For those who do not know APHA, the Animal and Plant Health Agency, which is a sub division of DEFRA, Department for Environment, Food and Rural Affairs have inspectors that deal with the health of bee colonies and are responsible for national monitoring and advise on challenges. They pay regular visits to beekeepers of all sizes, whether you have a single colony or a thousand.

Frank inspecting woodland apiary

The set up can be quite strange as within a devolved Wales as we have a minister in charge of Rural Affairs but the bee inspectors as they come under the National Bee Unit in Yorkshire. There is an argument that a centralised unit for bee health may be beneficial, but when the NBU has a role to play in policy decision making, are we bypassing decision makers in Welsh Government? Or even worse just following England’s path, when the challenges can be different here in Wales? We, after all, have different geography and yields tend to be half that across the border due to challenges. But this is also a bonus as it tastes great as we have fewer pesticides and more wildflowers!
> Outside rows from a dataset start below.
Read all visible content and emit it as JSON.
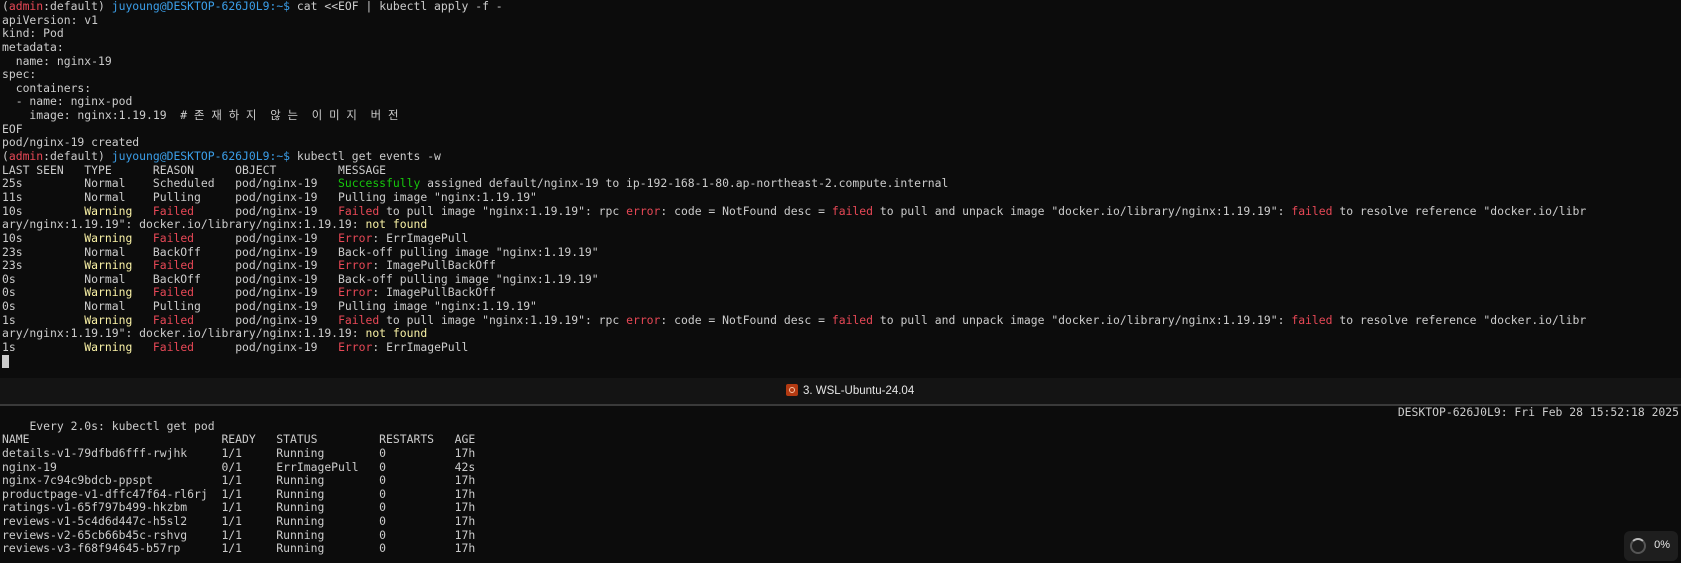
{
  "colors": {
    "background": "#0c0c0c",
    "text": "#cccccc",
    "red": "#e74856",
    "yellow": "#f9f1a5",
    "green": "#16c60c",
    "cyan": "#3b9ee8"
  },
  "prompt": {
    "open": "(",
    "user": "admin",
    "colon": ":",
    "ns": "default",
    "close": ") ",
    "host": "juyoung@DESKTOP-626J0L9:~$"
  },
  "top_lines": [
    [
      {
        "t": "(",
        "c": ""
      },
      {
        "t": "admin",
        "c": "red"
      },
      {
        "t": ":default) ",
        "c": ""
      },
      {
        "t": "juyoung@DESKTOP-626J0L9:~$",
        "c": "cyan"
      },
      {
        "t": " cat <<EOF | kubectl apply -f -",
        "c": ""
      }
    ],
    [
      {
        "t": "apiVersion: v1",
        "c": ""
      }
    ],
    [
      {
        "t": "kind: Pod",
        "c": ""
      }
    ],
    [
      {
        "t": "metadata:",
        "c": ""
      }
    ],
    [
      {
        "t": "  name: nginx-19",
        "c": ""
      }
    ],
    [
      {
        "t": "spec:",
        "c": ""
      }
    ],
    [
      {
        "t": "  containers:",
        "c": ""
      }
    ],
    [
      {
        "t": "  - name: nginx-pod",
        "c": ""
      }
    ],
    [
      {
        "t": "    image: nginx:1.19.19  # 존 재 하 지  않 는  이 미 지  버 전",
        "c": ""
      }
    ],
    [
      {
        "t": "EOF",
        "c": ""
      }
    ],
    [
      {
        "t": "pod/nginx-19 created",
        "c": ""
      }
    ],
    [
      {
        "t": "(",
        "c": ""
      },
      {
        "t": "admin",
        "c": "red"
      },
      {
        "t": ":default) ",
        "c": ""
      },
      {
        "t": "juyoung@DESKTOP-626J0L9:~$",
        "c": "cyan"
      },
      {
        "t": " kubectl get events -w",
        "c": ""
      }
    ],
    [
      {
        "t": "LAST SEEN   TYPE      REASON      OBJECT         MESSAGE",
        "c": ""
      }
    ],
    [
      {
        "t": "25s         Normal    Scheduled   pod/nginx-19   ",
        "c": ""
      },
      {
        "t": "Successfully",
        "c": "green"
      },
      {
        "t": " assigned default/nginx-19 to ip-192-168-1-80.ap-northeast-2.compute.internal",
        "c": ""
      }
    ],
    [
      {
        "t": "11s         Normal    Pulling     pod/nginx-19   Pulling image \"nginx:1.19.19\"",
        "c": ""
      }
    ],
    [
      {
        "t": "10s         ",
        "c": ""
      },
      {
        "t": "Warning",
        "c": "yellow"
      },
      {
        "t": "   ",
        "c": ""
      },
      {
        "t": "Failed",
        "c": "red"
      },
      {
        "t": "      pod/nginx-19   ",
        "c": ""
      },
      {
        "t": "Failed",
        "c": "red"
      },
      {
        "t": " to pull image \"nginx:1.19.19\": rpc ",
        "c": ""
      },
      {
        "t": "error",
        "c": "red"
      },
      {
        "t": ": code = NotFound desc = ",
        "c": ""
      },
      {
        "t": "failed",
        "c": "red"
      },
      {
        "t": " to pull and unpack image \"docker.io/library/nginx:1.19.19\": ",
        "c": ""
      },
      {
        "t": "failed",
        "c": "red"
      },
      {
        "t": " to resolve reference \"docker.io/libr",
        "c": ""
      }
    ],
    [
      {
        "t": "ary/nginx:1.19.19\": docker.io/library/nginx:1.19.19: ",
        "c": ""
      },
      {
        "t": "not found",
        "c": "yellow"
      }
    ],
    [
      {
        "t": "10s         ",
        "c": ""
      },
      {
        "t": "Warning",
        "c": "yellow"
      },
      {
        "t": "   ",
        "c": ""
      },
      {
        "t": "Failed",
        "c": "red"
      },
      {
        "t": "      pod/nginx-19   ",
        "c": ""
      },
      {
        "t": "Error",
        "c": "red"
      },
      {
        "t": ": ErrImagePull",
        "c": ""
      }
    ],
    [
      {
        "t": "23s         Normal    BackOff     pod/nginx-19   Back-off pulling image \"nginx:1.19.19\"",
        "c": ""
      }
    ],
    [
      {
        "t": "23s         ",
        "c": ""
      },
      {
        "t": "Warning",
        "c": "yellow"
      },
      {
        "t": "   ",
        "c": ""
      },
      {
        "t": "Failed",
        "c": "red"
      },
      {
        "t": "      pod/nginx-19   ",
        "c": ""
      },
      {
        "t": "Error",
        "c": "red"
      },
      {
        "t": ": ImagePullBackOff",
        "c": ""
      }
    ],
    [
      {
        "t": "0s          Normal    BackOff     pod/nginx-19   Back-off pulling image \"nginx:1.19.19\"",
        "c": ""
      }
    ],
    [
      {
        "t": "0s          ",
        "c": ""
      },
      {
        "t": "Warning",
        "c": "yellow"
      },
      {
        "t": "   ",
        "c": ""
      },
      {
        "t": "Failed",
        "c": "red"
      },
      {
        "t": "      pod/nginx-19   ",
        "c": ""
      },
      {
        "t": "Error",
        "c": "red"
      },
      {
        "t": ": ImagePullBackOff",
        "c": ""
      }
    ],
    [
      {
        "t": "0s          Normal    Pulling     pod/nginx-19   Pulling image \"nginx:1.19.19\"",
        "c": ""
      }
    ],
    [
      {
        "t": "1s          ",
        "c": ""
      },
      {
        "t": "Warning",
        "c": "yellow"
      },
      {
        "t": "   ",
        "c": ""
      },
      {
        "t": "Failed",
        "c": "red"
      },
      {
        "t": "      pod/nginx-19   ",
        "c": ""
      },
      {
        "t": "Failed",
        "c": "red"
      },
      {
        "t": " to pull image \"nginx:1.19.19\": rpc ",
        "c": ""
      },
      {
        "t": "error",
        "c": "red"
      },
      {
        "t": ": code = NotFound desc = ",
        "c": ""
      },
      {
        "t": "failed",
        "c": "red"
      },
      {
        "t": " to pull and unpack image \"docker.io/library/nginx:1.19.19\": ",
        "c": ""
      },
      {
        "t": "failed",
        "c": "red"
      },
      {
        "t": " to resolve reference \"docker.io/libr",
        "c": ""
      }
    ],
    [
      {
        "t": "ary/nginx:1.19.19\": docker.io/library/nginx:1.19.19: ",
        "c": ""
      },
      {
        "t": "not found",
        "c": "yellow"
      }
    ],
    [
      {
        "t": "1s          ",
        "c": ""
      },
      {
        "t": "Warning",
        "c": "yellow"
      },
      {
        "t": "   ",
        "c": ""
      },
      {
        "t": "Failed",
        "c": "red"
      },
      {
        "t": "      pod/nginx-19   ",
        "c": ""
      },
      {
        "t": "Error",
        "c": "red"
      },
      {
        "t": ": ErrImagePull",
        "c": ""
      }
    ]
  ],
  "tab": {
    "label": "3. WSL-Ubuntu-24.04",
    "icon": "terminal-app-icon"
  },
  "watch": {
    "left": "Every 2.0s: kubectl get pod",
    "right": "DESKTOP-626J0L9: Fri Feb 28 15:52:18 2025"
  },
  "pods": {
    "header": "NAME                            READY   STATUS         RESTARTS   AGE",
    "rows": [
      "details-v1-79dfbd6fff-rwjhk     1/1     Running        0          17h",
      "nginx-19                        0/1     ErrImagePull   0          42s",
      "nginx-7c94c9bdcb-ppspt          1/1     Running        0          17h",
      "productpage-v1-dffc47f64-rl6rj  1/1     Running        0          17h",
      "ratings-v1-65f797b499-hkzbm     1/1     Running        0          17h",
      "reviews-v1-5c4d6d447c-h5sl2     1/1     Running        0          17h",
      "reviews-v2-65cb66b45c-rshvg     1/1     Running        0          17h",
      "reviews-v3-f68f94645-b57rp      1/1     Running        0          17h"
    ]
  },
  "progress": {
    "label": "0%",
    "value": 0,
    "icon": "spinner-icon"
  }
}
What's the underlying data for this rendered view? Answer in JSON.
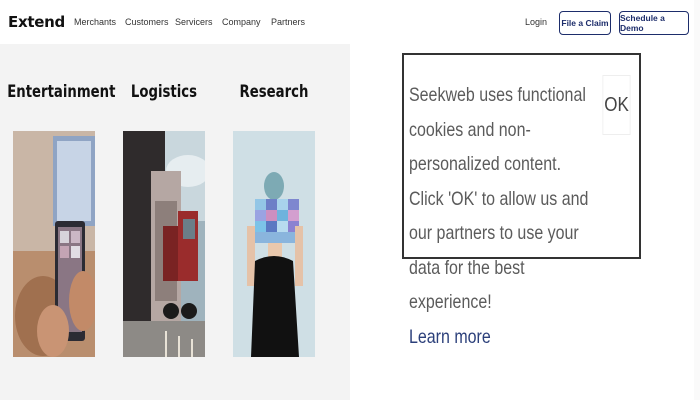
{
  "header": {
    "logo": "Extend",
    "nav": [
      "Merchants",
      "Customers",
      "Servicers",
      "Company",
      "Partners"
    ],
    "login": "Login",
    "file_claim": "File a Claim",
    "schedule_demo": "Schedule a Demo"
  },
  "categories": [
    {
      "title": "Entertainment"
    },
    {
      "title": "Logistics"
    },
    {
      "title": "Research"
    }
  ],
  "cookie": {
    "message": "Seekweb uses functional cookies and non-personalized content. Click 'OK' to allow us and our partners to use your data for the best experience!",
    "learn_more": "Learn more",
    "ok": "OK"
  },
  "colors": {
    "brand_navy": "#1d2d6b",
    "panel_bg": "#f3f3f3",
    "cookie_text": "#5b5b5b"
  }
}
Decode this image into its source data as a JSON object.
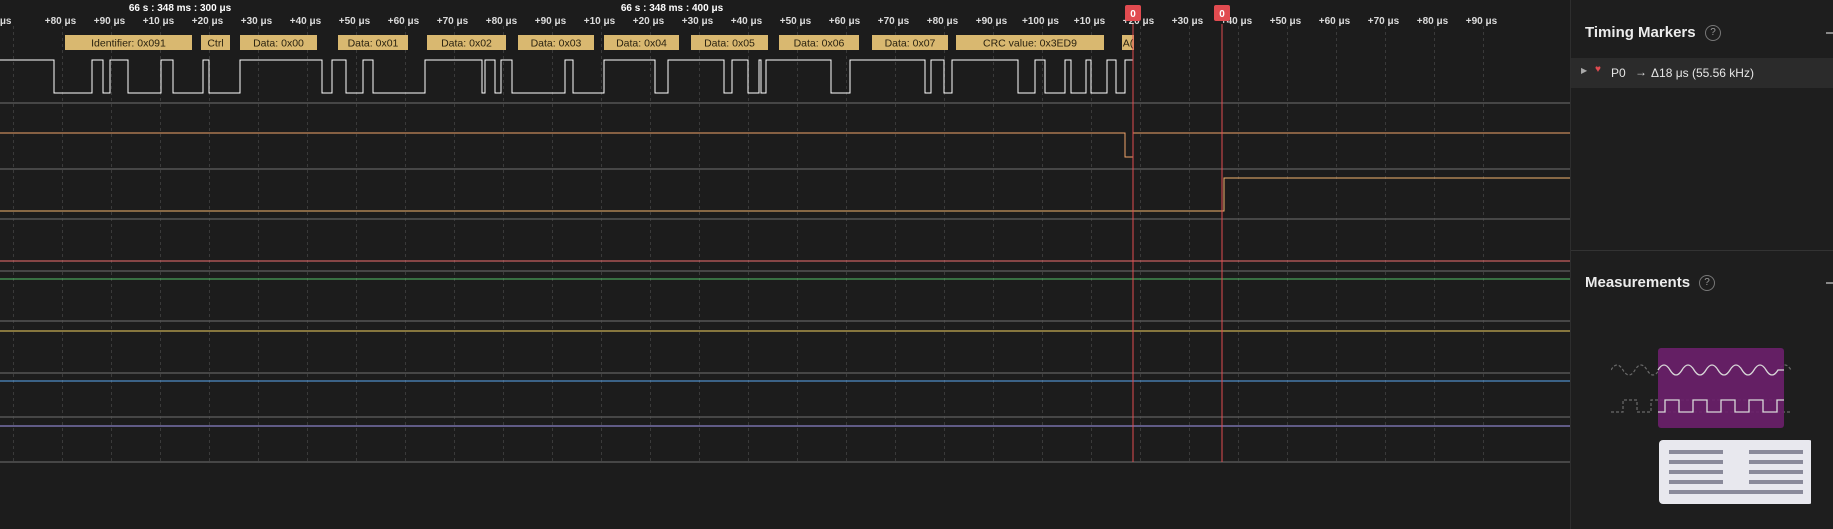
{
  "timeline": {
    "group_labels": [
      {
        "text": "66 s : 348 ms : 300 μs"
      },
      {
        "text": "66 s : 348 ms : 400 μs"
      }
    ],
    "ticks": [
      {
        "label": "μs"
      },
      {
        "label": "+80 μs"
      },
      {
        "label": "+90 μs"
      },
      {
        "label": "+10 μs"
      },
      {
        "label": "+20 μs"
      },
      {
        "label": "+30 μs"
      },
      {
        "label": "+40 μs"
      },
      {
        "label": "+50 μs"
      },
      {
        "label": "+60 μs"
      },
      {
        "label": "+70 μs"
      },
      {
        "label": "+80 μs"
      },
      {
        "label": "+90 μs"
      },
      {
        "label": "+10 μs"
      },
      {
        "label": "+20 μs"
      },
      {
        "label": "+30 μs"
      },
      {
        "label": "+40 μs"
      },
      {
        "label": "+50 μs"
      },
      {
        "label": "+60 μs"
      },
      {
        "label": "+70 μs"
      },
      {
        "label": "+80 μs"
      },
      {
        "label": "+90 μs"
      },
      {
        "label": "+100 μs"
      },
      {
        "label": "+10 μs"
      },
      {
        "label": "+20 μs"
      },
      {
        "label": "+30 μs"
      },
      {
        "label": "+40 μs"
      },
      {
        "label": "+50 μs"
      },
      {
        "label": "+60 μs"
      },
      {
        "label": "+70 μs"
      },
      {
        "label": "+80 μs"
      },
      {
        "label": "+90 μs"
      }
    ],
    "markers": [
      {
        "label": "0"
      },
      {
        "label": "0"
      }
    ]
  },
  "can_frames": [
    {
      "text": "Identifier: 0x091"
    },
    {
      "text": "Ctrl"
    },
    {
      "text": "Data: 0x00"
    },
    {
      "text": "Data: 0x01"
    },
    {
      "text": "Data: 0x02"
    },
    {
      "text": "Data: 0x03"
    },
    {
      "text": "Data: 0x04"
    },
    {
      "text": "Data: 0x05"
    },
    {
      "text": "Data: 0x06"
    },
    {
      "text": "Data: 0x07"
    },
    {
      "text": "CRC value: 0x3ED9"
    },
    {
      "text": "A("
    }
  ],
  "colors": {
    "background": "#1c1c1c",
    "frame_box": "#d9b870",
    "marker": "#e14b50",
    "channel_0": "#ffffff",
    "channel_1": "#f0a46a",
    "channel_2": "#f2b46e",
    "channel_3": "#f06e6e",
    "channel_4": "#55c26a",
    "channel_5": "#f0d060",
    "channel_6": "#5aa8f0",
    "channel_7": "#a49af0"
  },
  "sidebar": {
    "timing_markers": {
      "title": "Timing Markers",
      "help": "?",
      "row": {
        "name": "P0",
        "arrow": "→",
        "delta": "Δ18 μs (55.56 kHz)"
      }
    },
    "measurements": {
      "title": "Measurements",
      "help": "?"
    }
  }
}
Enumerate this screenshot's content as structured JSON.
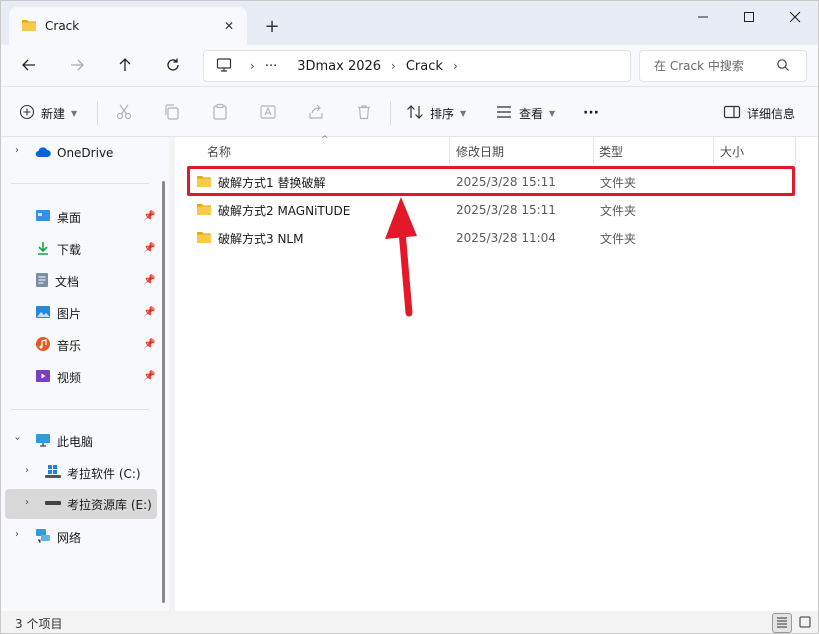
{
  "window": {
    "tab_title": "Crack",
    "new_tab_symbol": "+",
    "close_tab_symbol": "✕",
    "minimize_symbol": "—",
    "maximize_symbol": "☐",
    "close_symbol": "✕"
  },
  "address": {
    "crumbs": [
      "···",
      "3Dmax 2026",
      "Crack"
    ],
    "search_placeholder": "在 Crack 中搜索"
  },
  "toolbar": {
    "new_label": "新建",
    "sort_label": "排序",
    "view_label": "查看",
    "more_label": "···",
    "details_label": "详细信息"
  },
  "sidebar": {
    "onedrive": "OneDrive",
    "quick": [
      "桌面",
      "下载",
      "文档",
      "图片",
      "音乐",
      "视频"
    ],
    "this_pc": "此电脑",
    "drives": [
      "考拉软件 (C:)",
      "考拉资源库 (E:)"
    ],
    "network": "网络"
  },
  "columns": {
    "name": "名称",
    "modified": "修改日期",
    "type": "类型",
    "size": "大小"
  },
  "files": [
    {
      "name": "破解方式1 替换破解",
      "modified": "2025/3/28 15:11",
      "type": "文件夹"
    },
    {
      "name": "破解方式2 MAGNiTUDE",
      "modified": "2025/3/28 15:11",
      "type": "文件夹"
    },
    {
      "name": "破解方式3 NLM",
      "modified": "2025/3/28 11:04",
      "type": "文件夹"
    }
  ],
  "status": {
    "item_count": "3 个项目"
  },
  "colors": {
    "highlight": "#e5182a",
    "folder": "#f4c430",
    "accent": "#0067c0"
  }
}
The inspectors were friendly as always and, at least here, I hope we have a bit of fun at the same time. Francis, the region bee inspector (RBI) I first met in 2004, so we go back a number of years. Maggie, the seasonal bee inspector we have met a few times over the last 7 or more years (sorry, I cant remember the first year we met!) is always charming and fun. Both are well experienced beekeepers and are a joy to be around. There was only 1 colony in which we had trouble and was highlighted prior, and sadly had to be destroyed after confirmation tests on site. It will be interesting to hear what the lab results will say of its origin.

Frank and Maggie inspection apiary

Some beekeepers have participated in the DASH scheme, a system where bee inspectors no longer visit beekeepers but rely on a few days course at the NBU (National Bee Unit). I must stress this is only available to larger commercial beekeepers. I will be honest, and we have expressed this to our bee inspectors, we think that this process is flawed. We were offered the opportunity to participate on DASH a number of years ago but we oppose it on its principle. Effectively its marking your own homework.

For as long as we are willing to learn from others bee inspectors should be welcomed. Sometimes, and this will be a case for elsewhere, the bee inspectors have less experience than the beekeepers they are visiting. But if you have nothing to hide why oppose it? For as long as it’s a free process why oppose it? If the bee inspectors has far less experience can’t we help educate those?

Frank and Maggie

So, for as long as the visits are cordial and are concerned with animal health and welfare what’s the opposition? Are we as beekeepers really too big for our boots to take any advice? We look forward to the next visit and chew the cud!

Visit from APHA/DEFRA Bee Inspectors